Morecambe Bay consultant was fairly dismissed, tribunal rules

The eye doctor, named on employment tribunal papers as Mr A Hassan, said he developed chronic anxiety due to a ‘stressful’ and ‘unsafe’ work environment at the trust that runs south Cumbria’s hospitals.

The tribunal heard Mr Hassan had raised concerns to superiors about staffing levels, saying an arrangement for one consultant to be on call overnight for hospitals in Barrow and Lancaster was unsafe.

He and three other consultants emailed bosses about the set-up saying ‘this practice without doubt, has been unsafe’.

Mr Hassan continued to raise concerns to his bosses.

The tribunal heard the consultant later took time off due to mental health issues he said were a result of work and did not want to return to work the on call shifts.

In response to his concerns, the hospital conducted internal and external reviews, which found the policy was safe. 

Mr Hassan refused to engage in return to work interviews, the tribunal heard, and was later sacked after bosses told him there had been a ‘fundamental breach of this bond of trust and confidence’.

Ruling Mr Hassan’s was fairly dismissed, Employment Judge Phil Allen said: “In circumstances where the claimant has not been found to have been unfairly dismissed, it was not possible to decide whether the claimant contributed to his dismissal.

“Nonetheless, as the claimant was dismissed for refusing to undertake part of his contractual duties and refusing to engage with his line manager, we inevitably would have found that the claimant contributed to his own dismissal (at least to a significant extent) had we needed to do so.”

He added: “The Tribunal would add that, in practice, it viewed the circumstances of this case as being very sad.

“The NHS lost the services of an experienced ophthalmological consultant for a period of six months during his ill health absence, when in practice he was fit enough to undertake most of his duties, if not all of them.

“It also lost the services of the claimant for the period between his dismissal by the respondent and him obtaining new employment.

“That was unfortunate.
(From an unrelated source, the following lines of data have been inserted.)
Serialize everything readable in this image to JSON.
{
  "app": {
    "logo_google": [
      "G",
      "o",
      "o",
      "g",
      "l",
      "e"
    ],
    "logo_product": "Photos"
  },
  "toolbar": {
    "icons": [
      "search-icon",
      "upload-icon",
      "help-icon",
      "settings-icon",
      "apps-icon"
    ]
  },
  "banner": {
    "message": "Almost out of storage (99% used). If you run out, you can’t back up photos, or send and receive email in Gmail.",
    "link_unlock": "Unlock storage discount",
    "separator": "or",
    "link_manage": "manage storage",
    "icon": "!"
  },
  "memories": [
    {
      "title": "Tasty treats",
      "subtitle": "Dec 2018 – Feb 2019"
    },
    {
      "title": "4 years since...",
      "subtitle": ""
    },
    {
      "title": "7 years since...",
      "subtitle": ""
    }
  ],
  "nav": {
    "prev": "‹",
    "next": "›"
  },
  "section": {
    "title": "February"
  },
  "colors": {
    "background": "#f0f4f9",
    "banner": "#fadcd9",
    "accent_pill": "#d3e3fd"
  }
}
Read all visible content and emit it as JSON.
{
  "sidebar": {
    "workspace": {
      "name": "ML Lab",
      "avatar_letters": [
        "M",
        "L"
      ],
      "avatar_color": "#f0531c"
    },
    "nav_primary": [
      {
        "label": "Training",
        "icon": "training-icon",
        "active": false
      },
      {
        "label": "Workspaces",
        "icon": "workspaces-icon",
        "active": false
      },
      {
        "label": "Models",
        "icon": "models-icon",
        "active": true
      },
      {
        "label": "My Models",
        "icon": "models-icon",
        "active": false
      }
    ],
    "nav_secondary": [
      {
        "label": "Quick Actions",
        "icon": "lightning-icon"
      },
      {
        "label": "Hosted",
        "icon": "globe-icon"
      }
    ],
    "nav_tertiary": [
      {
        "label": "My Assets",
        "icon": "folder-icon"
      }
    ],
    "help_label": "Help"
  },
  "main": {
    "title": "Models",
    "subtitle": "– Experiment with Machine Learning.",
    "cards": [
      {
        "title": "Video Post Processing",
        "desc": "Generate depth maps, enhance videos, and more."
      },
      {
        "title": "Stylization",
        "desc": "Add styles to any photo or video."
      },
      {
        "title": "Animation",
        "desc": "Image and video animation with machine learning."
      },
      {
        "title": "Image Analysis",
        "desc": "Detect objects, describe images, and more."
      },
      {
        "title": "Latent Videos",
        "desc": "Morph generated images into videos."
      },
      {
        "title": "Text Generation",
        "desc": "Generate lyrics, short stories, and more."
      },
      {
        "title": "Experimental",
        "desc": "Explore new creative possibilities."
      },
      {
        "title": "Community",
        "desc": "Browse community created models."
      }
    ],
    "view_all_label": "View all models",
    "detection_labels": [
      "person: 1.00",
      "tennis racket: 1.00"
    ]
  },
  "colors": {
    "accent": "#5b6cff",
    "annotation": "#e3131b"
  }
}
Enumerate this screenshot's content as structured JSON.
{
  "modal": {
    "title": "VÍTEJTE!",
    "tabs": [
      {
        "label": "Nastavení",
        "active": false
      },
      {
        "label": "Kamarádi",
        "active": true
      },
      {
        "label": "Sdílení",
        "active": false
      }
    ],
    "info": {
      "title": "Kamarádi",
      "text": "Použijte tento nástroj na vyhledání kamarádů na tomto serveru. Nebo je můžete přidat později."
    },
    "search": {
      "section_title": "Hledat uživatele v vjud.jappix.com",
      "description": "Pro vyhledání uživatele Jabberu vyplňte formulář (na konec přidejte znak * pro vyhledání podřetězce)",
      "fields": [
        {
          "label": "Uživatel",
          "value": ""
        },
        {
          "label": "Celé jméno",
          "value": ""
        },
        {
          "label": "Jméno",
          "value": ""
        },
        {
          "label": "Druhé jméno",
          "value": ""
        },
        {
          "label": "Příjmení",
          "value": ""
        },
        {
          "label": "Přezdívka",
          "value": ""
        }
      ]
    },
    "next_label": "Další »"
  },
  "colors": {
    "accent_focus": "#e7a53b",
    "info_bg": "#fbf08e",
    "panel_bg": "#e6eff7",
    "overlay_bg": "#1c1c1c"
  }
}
The public, and in particular the patients who the claimant would have been able to treat, will have lost out as a result.”

The Westmorland Gazette | News